How can I say that? Well, I could be wrong on this one, but show me the innovations! What innovations have their been in the last five years, hell in the last 10 years? Most are using the exact same protocol and process that was developed through the initial military programs.

And why is this the case? Here's my take...

... anyone who dares question the way things are done, anyone who dares try something new, anyone who dares experiment with alterations in “the sacred protocol” is quickly cannibalized by the community.

You'd think that the existing protocols and methodologies are some kind of sacred scripture. That anyone who dares question its validity, basis, or God forbid dares change something is questioning the word of God.

The RV field his begging for innovators. We've taken the doom and gloom scare tactics as far as they can go. We've taken the current way we do things as far as they can go. If the field is going to grow it needs new blood. It needs new thinkers. It needs innovators.

The community needs to give up their dinosaur way of thinking and embrace innovators. The community needs to learn to collaborate rather than compete. It needs to learn to embrace new blood rather then cannibalize it.

Sure something is to be said for sticking to whats proven to work.

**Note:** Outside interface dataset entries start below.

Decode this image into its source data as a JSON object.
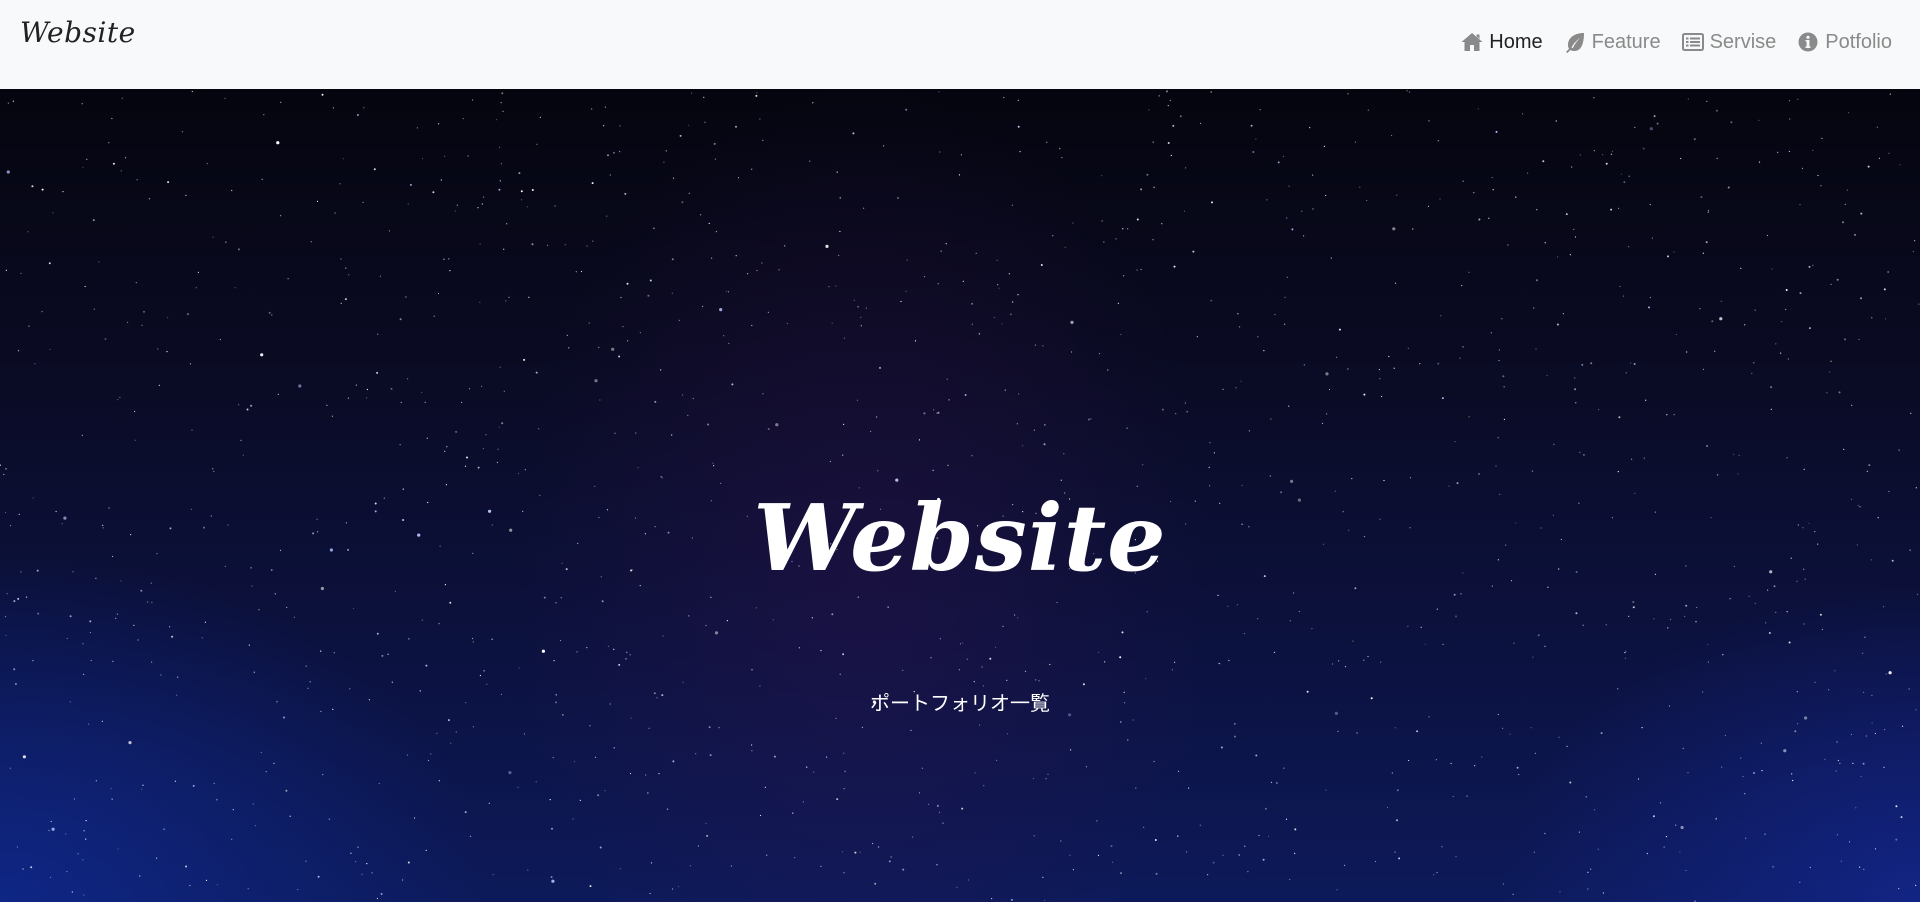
{
  "navbar": {
    "brand": "Website",
    "items": [
      {
        "label": "Home",
        "icon": "home-icon",
        "active": true
      },
      {
        "label": "Feature",
        "icon": "leaf-icon",
        "active": false
      },
      {
        "label": "Servise",
        "icon": "list-icon",
        "active": false
      },
      {
        "label": "Potfolio",
        "icon": "info-circle-icon",
        "active": false
      }
    ]
  },
  "hero": {
    "title": "Website",
    "subtitle": "ポートフォリオ一覧"
  },
  "colors": {
    "navbar_bg": "#f8f9fa",
    "nav_active": "#222222",
    "nav_inactive": "#8a8a8a",
    "hero_text": "#ffffff"
  }
}
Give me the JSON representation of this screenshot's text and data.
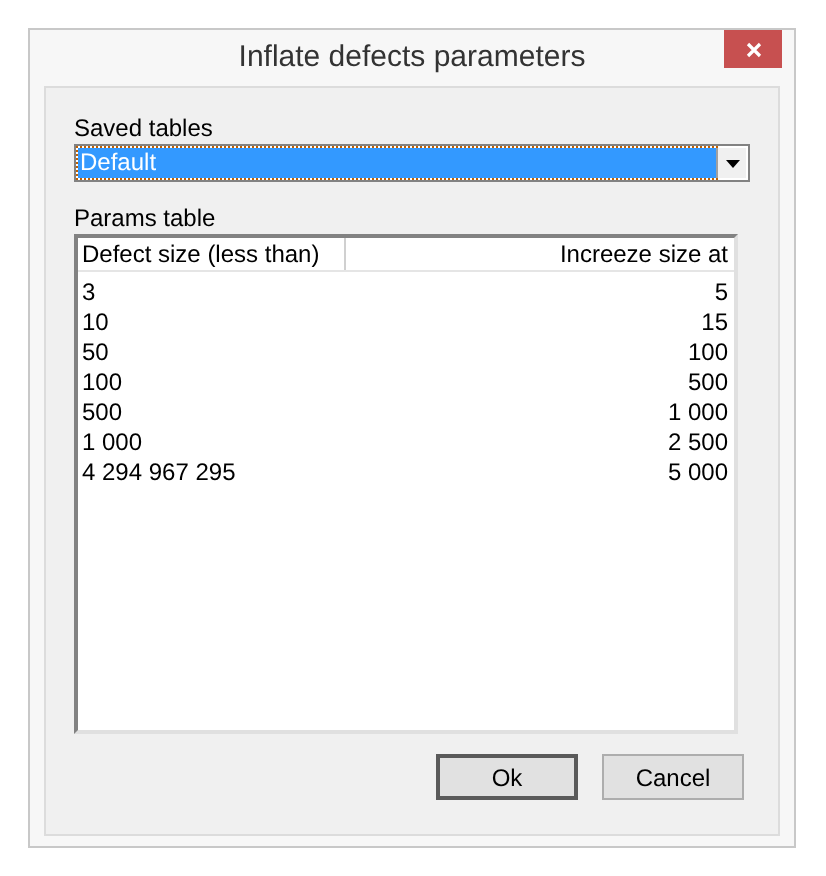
{
  "window": {
    "title": "Inflate defects parameters"
  },
  "saved_tables": {
    "label": "Saved tables",
    "value": "Default",
    "selected": true
  },
  "params_table": {
    "label": "Params table",
    "columns": [
      "Defect size (less than)",
      "Increeze size at"
    ],
    "rows": [
      [
        "3",
        "5"
      ],
      [
        "10",
        "15"
      ],
      [
        "50",
        "100"
      ],
      [
        "100",
        "500"
      ],
      [
        "500",
        "1 000"
      ],
      [
        "1 000",
        "2 500"
      ],
      [
        "4 294 967 295",
        "5 000"
      ]
    ]
  },
  "buttons": [
    {
      "label": "Ok",
      "default": true
    },
    {
      "label": "Cancel",
      "default": false
    }
  ]
}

However if we never try something new innovation will never happen....

And what does not grow dies!

We need to build on current research, but also not be afraid to try something completely different, completely new....

... then judge by results!

In my opinion the only question should be...

...does it work? Does it work better than what we're doing now?

If the answer is yes then that innovation should be wholeheartedly embraced regardless of where it came from or how it was developed.

Embrace the innovators... those are the most valuable assets in any organization!

Robert
2006-May-02 Tue, 07:00
Go old innovation! Nothing wrong with that!
But I would approach this with caution. I would ask: What is and is NOT an innovation? When are we being innovative and when are we just trying to be "different?" I imagine the real testing is in the end results. How does it measure up against other methods. Does this "innovation" accomplish something it's rival does not? DOes it allow for something the other does not. What are it's selling points and are they real or imagined. But no matter what new method comes along the results still rest heavily on the shoulders of the end user. (:-)
Robert

George
2006-May-02 Tue, 15:22
Yes, I agree that innovation is needed. One thing that seems to me to be most missing is the use of RV to direct us toward the best innovations. Crudely put, RV the best way to improve RV. The concept is simple, the implementation will likely be more difficult. Yet, getting THE BEST innovation for RV should be well worth the effort.

Glenn B. Wheaton
2006-May-02 Tue, 20:51
Aloha Nemo,

Over the years I have indeed been surprised that the CRV derived methodologies have made no moves to upgrade or update. My main consideration is that CRV/TRV/TDS/SRV is frankly an Analysts nightmare. I know Dr. Brown has made some progress in how he handles and evaluates data but alas he is alone in that endeavor.

What we see in the CRV based community is the standard array of castles and the drawbridges are pretty much in the up position. At some point someone needs to revamp the CRV collection scheme to facilitate not only analysis, but improved collection methodology. The dilemma is that CRV is first and foremost a "Product" that is being sold for real money. Until the community itself begins to develop groups and organizations to train and R&D outside of the for-profit arena the stagnation of CRV based methodologies will remain in effect.

HRVG is not CRV based and my comments are not directed at our way of collection.

Glenn